A new study suggests that a herb called Hyptis crenata - otherwise known as Brazilian mint, can reduce pain as effectively as leading drugs.
It has been used as a traditional medicine in Brazil to treat a range of ailments from headaches and stomach pain to fever and flu.
Now researchers at Newcastle University say they have scientifically proven its pain-relieving properties for the first time.
Testing this ancient South American herb on mice, the team led by researcher Graciela Rocha was able to show that when prepared as a 'tea' - the traditional way to administer the medicine - the mint was as effective as a synthetic aspirin-style drug Indometacin.
Now, the researchers plan to launch clinical trials to find out how effective the mint is as a pain relief for people.
"Since humans first walked the earth we have looked to plants to provide a cure for our ailments - in fact it is estimated more than 50,000 plants are used worldwide for medicinal purposes," Graciela said.
"Besides traditional use, more than half of all prescription drugs are based on a molecule that occurs naturally in a plant.
"What we have done is to take a plant that is widely used to safely treat pain and scientifically proven that it works as well as some synthetic drugs.
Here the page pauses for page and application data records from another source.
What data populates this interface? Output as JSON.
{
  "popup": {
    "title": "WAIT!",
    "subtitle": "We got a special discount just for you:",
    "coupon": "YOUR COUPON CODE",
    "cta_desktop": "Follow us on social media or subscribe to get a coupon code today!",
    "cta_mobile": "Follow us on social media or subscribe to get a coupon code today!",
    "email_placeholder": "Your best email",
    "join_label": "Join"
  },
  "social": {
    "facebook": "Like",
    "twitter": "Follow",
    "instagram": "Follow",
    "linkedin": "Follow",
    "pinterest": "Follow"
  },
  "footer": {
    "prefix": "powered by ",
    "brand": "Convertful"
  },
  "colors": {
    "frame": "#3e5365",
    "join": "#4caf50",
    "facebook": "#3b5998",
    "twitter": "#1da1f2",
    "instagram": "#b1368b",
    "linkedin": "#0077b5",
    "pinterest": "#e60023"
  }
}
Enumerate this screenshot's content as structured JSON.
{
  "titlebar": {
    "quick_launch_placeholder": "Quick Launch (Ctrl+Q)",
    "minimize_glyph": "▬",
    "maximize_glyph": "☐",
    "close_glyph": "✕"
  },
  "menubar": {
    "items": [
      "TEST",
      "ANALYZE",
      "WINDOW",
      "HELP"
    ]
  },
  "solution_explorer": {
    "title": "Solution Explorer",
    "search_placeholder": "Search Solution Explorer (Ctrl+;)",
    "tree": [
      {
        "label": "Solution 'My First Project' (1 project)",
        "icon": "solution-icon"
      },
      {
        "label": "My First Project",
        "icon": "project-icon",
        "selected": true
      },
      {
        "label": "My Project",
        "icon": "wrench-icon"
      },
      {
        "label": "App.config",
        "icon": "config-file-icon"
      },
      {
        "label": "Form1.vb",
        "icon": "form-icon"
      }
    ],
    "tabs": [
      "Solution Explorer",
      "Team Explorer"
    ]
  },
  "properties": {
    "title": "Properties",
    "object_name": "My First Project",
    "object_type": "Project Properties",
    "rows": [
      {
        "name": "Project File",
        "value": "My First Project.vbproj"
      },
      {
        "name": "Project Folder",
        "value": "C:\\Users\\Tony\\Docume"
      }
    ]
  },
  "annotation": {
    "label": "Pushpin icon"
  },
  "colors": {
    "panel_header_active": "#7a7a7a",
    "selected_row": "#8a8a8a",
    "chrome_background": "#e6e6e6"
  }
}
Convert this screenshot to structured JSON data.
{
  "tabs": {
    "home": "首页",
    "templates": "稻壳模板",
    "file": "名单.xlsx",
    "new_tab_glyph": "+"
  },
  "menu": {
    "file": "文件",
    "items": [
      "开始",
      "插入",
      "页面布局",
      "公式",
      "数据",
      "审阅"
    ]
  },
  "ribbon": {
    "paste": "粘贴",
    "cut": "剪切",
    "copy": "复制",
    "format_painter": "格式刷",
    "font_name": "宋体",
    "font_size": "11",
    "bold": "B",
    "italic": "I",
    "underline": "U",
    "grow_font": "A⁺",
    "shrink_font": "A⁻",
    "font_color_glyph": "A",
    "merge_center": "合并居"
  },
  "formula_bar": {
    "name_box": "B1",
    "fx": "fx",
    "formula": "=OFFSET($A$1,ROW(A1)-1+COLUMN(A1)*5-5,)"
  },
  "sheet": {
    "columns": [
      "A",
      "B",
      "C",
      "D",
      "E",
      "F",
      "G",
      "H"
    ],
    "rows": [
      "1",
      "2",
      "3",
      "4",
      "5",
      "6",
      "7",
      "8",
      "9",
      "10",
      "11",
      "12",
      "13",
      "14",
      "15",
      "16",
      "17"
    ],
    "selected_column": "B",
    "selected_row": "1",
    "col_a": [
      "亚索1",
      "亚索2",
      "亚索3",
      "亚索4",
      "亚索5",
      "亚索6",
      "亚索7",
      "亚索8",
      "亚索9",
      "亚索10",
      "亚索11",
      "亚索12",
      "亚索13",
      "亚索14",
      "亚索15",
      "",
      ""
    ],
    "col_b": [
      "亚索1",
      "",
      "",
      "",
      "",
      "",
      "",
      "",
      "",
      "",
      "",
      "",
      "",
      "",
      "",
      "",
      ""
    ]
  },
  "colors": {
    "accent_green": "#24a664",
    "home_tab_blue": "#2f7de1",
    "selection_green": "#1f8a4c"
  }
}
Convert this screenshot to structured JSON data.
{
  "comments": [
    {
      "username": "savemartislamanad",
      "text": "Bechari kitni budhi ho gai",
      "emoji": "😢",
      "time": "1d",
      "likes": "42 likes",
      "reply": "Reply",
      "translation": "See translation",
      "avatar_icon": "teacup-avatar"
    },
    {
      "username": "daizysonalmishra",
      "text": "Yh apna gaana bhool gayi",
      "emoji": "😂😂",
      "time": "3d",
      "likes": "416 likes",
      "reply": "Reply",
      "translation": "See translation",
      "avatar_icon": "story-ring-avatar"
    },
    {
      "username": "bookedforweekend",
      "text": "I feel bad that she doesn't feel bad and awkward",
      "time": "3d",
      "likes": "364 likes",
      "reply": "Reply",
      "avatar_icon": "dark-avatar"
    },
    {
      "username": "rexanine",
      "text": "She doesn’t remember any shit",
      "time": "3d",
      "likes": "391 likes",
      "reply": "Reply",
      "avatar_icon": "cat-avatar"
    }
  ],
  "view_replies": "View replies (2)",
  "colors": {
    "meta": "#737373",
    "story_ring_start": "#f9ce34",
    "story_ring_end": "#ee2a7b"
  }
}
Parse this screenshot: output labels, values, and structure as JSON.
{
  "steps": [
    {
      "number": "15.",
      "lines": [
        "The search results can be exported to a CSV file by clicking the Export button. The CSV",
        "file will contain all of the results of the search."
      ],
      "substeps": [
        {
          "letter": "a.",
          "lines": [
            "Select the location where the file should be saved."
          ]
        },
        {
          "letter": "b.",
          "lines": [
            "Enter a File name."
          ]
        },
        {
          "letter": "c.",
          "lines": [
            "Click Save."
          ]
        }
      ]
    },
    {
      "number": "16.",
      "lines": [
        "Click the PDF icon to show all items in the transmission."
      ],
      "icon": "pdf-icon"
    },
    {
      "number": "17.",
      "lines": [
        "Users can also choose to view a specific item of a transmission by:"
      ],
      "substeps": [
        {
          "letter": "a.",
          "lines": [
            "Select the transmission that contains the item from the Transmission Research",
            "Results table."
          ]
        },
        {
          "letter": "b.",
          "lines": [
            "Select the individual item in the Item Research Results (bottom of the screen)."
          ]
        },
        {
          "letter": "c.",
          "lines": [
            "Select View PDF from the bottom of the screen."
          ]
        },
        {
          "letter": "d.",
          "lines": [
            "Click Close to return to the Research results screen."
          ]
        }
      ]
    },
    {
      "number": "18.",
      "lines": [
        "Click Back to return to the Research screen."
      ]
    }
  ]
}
Now the next step is to find out how and why the plant works," Graciela added.
The research has been presented at the 2nd International Symposium on Medicinal and Nutraceutical Plants in New Delhi, India, and will appear in the society's journal Acta Horticulturae.